Budgeting, politics, baby boomers to blame for government shutdown, say HKS experts

By Tim Purinton, Staff Writer

United States Agriculture Secretary Tom Vilsack failed to show at the Kennedy School on Wednesday night for a planned talk on ‘Rural Innovation’ due to the federal government shutdown.

Not one to leave an audience hanging, the Institute of Politics (IOP) hustled together a panel of Kennedy School experts to address the situation, including HKS Professors David King and Linda Bilmes and Shorenstein Center Fellow and Time Columnist Joe Klein.

The lively discussion started with a heckler, drifted into the merits of biannual budgeting and ended with an insightful question from a middle school student.

Moderator Maralee Schwartz jumped right in to ask why the United States federal government was in shut down.

Photo by Martha Stewart

Photo by Martha Stewart

Klein was quick to note that sometimes, “bad government happens to good people.” He blamed gerrymandering as creating congressional districts that do not represent a cross-cultural strata.  Klein, who described himself as a “flaming moderate” went right after the media blaming it for “tribalizing” the people. Interestingly he laid blame on his baby boom generation, a generation that was groomed to confront authority – which he sees as mirrored in the tactics of Tea Party Republicans.

According to Bilmes, the shutdown was in part an institutional problem. “We budget too often,” she said, adding that the US budget process was stuck in the Stone Age.

King offered a less technical, more political insight. He proposed that Speaker of the House John Boehner was ‘trying to survive’ in his post as Speaker by pandering to factions of his party, as House Majority Leader Eric Cantor waits in the wings.

The panelists agreed that the shutdown was a precursor to the looming debt ceiling debate and the merits of the Affordable Care Act (AKA Obamacare) were on the line.

Not surprisingly given the venue, the role of HKS was broached.
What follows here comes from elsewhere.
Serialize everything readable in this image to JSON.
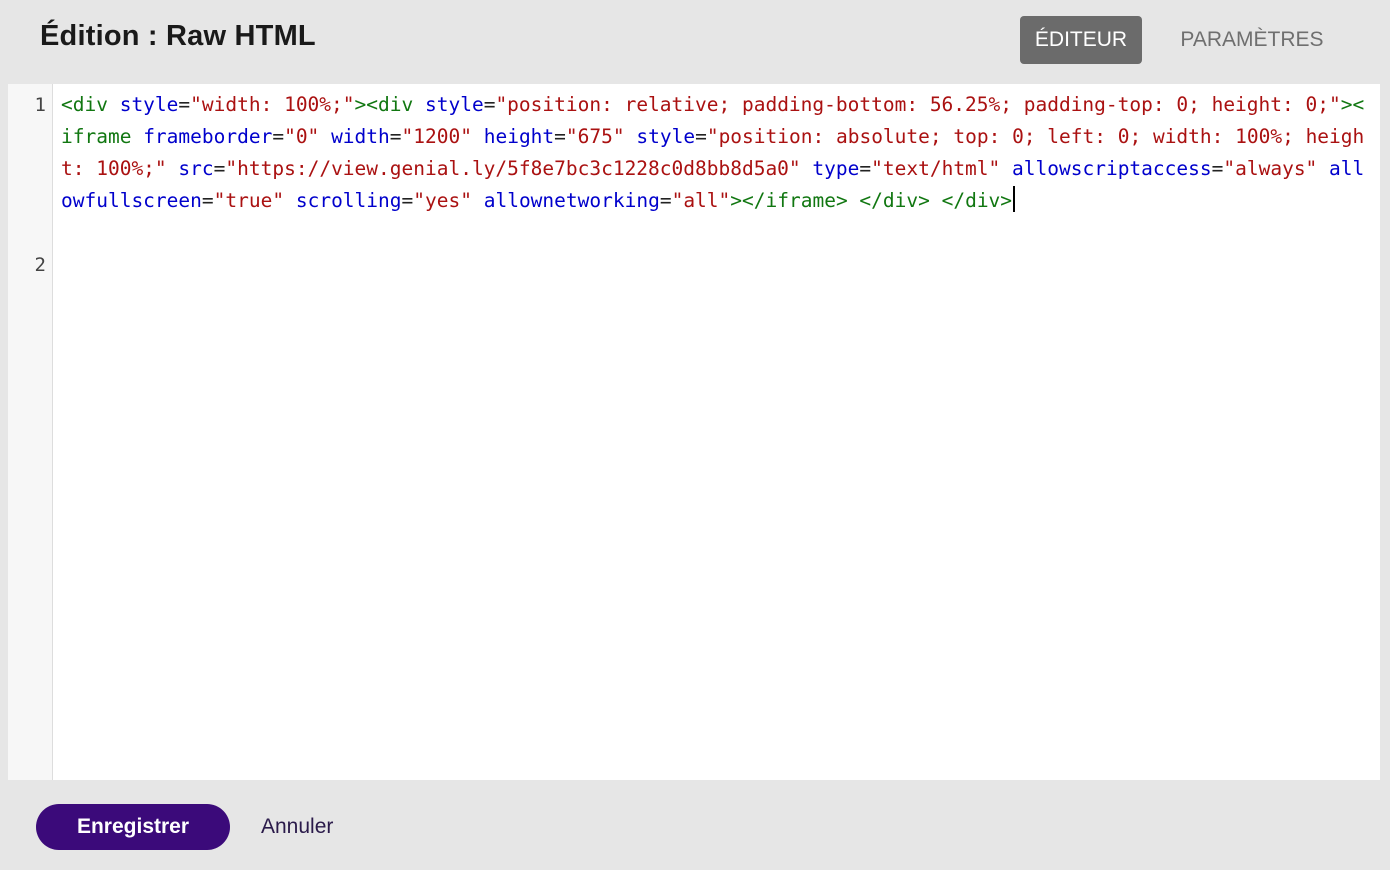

Klein noted that a Master in Public Policy degree was fashionable but perhaps the country “needs inspired brilliant managers” advocating for a stronger focus on public administration.